Available data:
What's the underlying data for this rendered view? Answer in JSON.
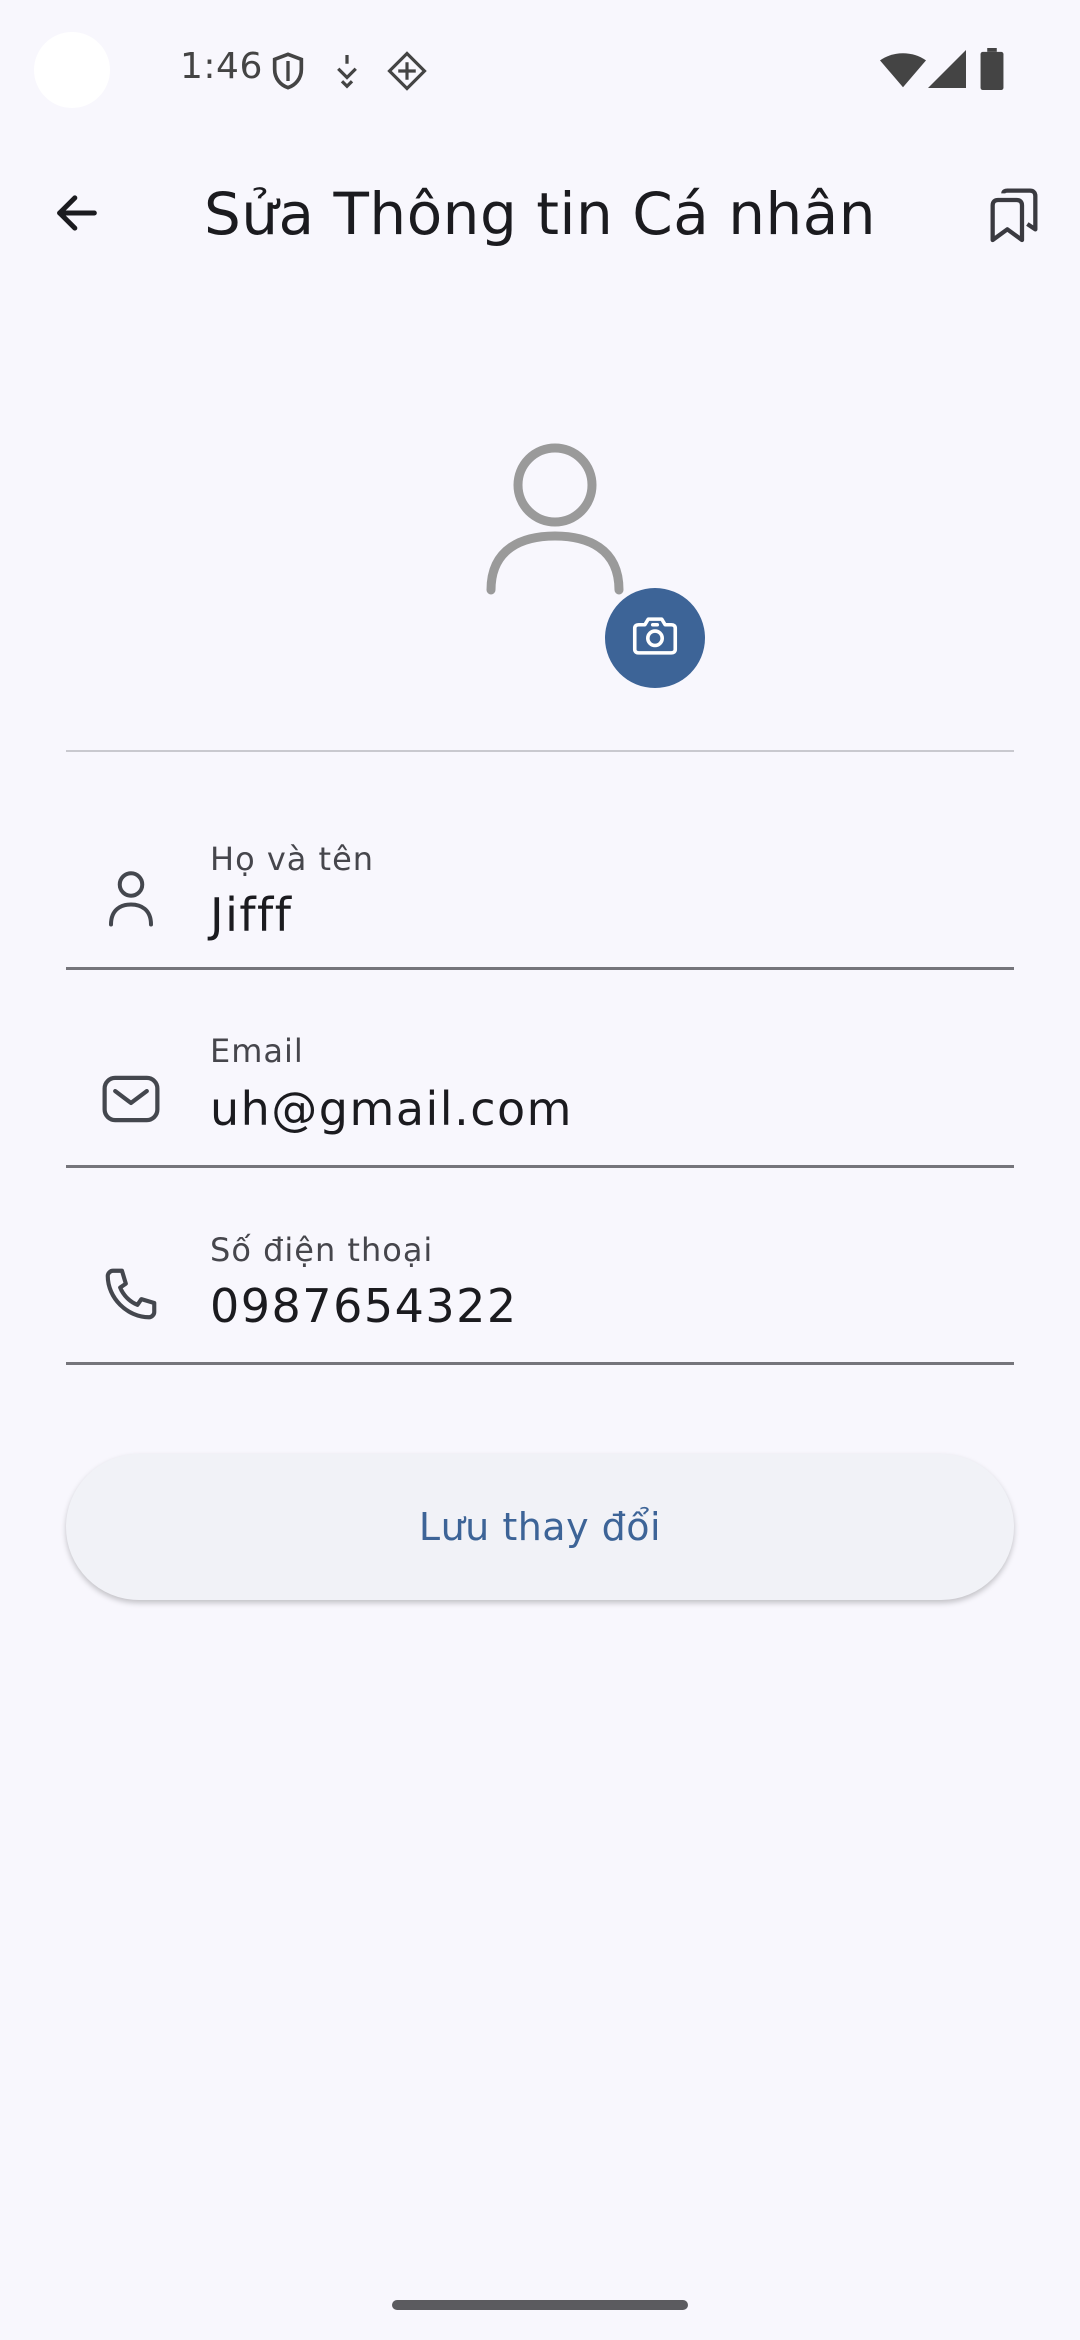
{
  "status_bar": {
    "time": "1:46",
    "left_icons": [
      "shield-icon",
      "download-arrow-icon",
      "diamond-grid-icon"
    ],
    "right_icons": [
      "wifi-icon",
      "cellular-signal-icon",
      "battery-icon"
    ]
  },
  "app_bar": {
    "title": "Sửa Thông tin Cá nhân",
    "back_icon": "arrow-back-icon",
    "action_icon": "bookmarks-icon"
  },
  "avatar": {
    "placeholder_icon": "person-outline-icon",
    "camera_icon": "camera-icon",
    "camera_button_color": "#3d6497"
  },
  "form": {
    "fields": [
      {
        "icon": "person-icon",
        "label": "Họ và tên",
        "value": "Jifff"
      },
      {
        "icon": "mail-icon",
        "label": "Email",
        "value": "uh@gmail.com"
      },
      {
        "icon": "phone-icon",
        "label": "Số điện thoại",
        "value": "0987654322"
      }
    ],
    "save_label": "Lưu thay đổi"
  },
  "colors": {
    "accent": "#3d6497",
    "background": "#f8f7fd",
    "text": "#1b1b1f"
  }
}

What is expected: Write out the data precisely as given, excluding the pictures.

Your solution:
What's the underlying data for this rendered view? Answer in JSON.
{
  "status_bar": {
    "time": "1:46",
    "left_icons": [
      "shield-icon",
      "download-arrow-icon",
      "diamond-grid-icon"
    ],
    "right_icons": [
      "wifi-icon",
      "cellular-signal-icon",
      "battery-icon"
    ]
  },
  "app_bar": {
    "title": "Sửa Thông tin Cá nhân",
    "back_icon": "arrow-back-icon",
    "action_icon": "bookmarks-icon"
  },
  "avatar": {
    "placeholder_icon": "person-outline-icon",
    "camera_icon": "camera-icon",
    "camera_button_color": "#3d6497"
  },
  "form": {
    "fields": [
      {
        "icon": "person-icon",
        "label": "Họ và tên",
        "value": "Jifff"
      },
      {
        "icon": "mail-icon",
        "label": "Email",
        "value": "uh@gmail.com"
      },
      {
        "icon": "phone-icon",
        "label": "Số điện thoại",
        "value": "0987654322"
      }
    ],
    "save_label": "Lưu thay đổi"
  },
  "colors": {
    "accent": "#3d6497",
    "background": "#f8f7fd",
    "text": "#1b1b1f"
  }
}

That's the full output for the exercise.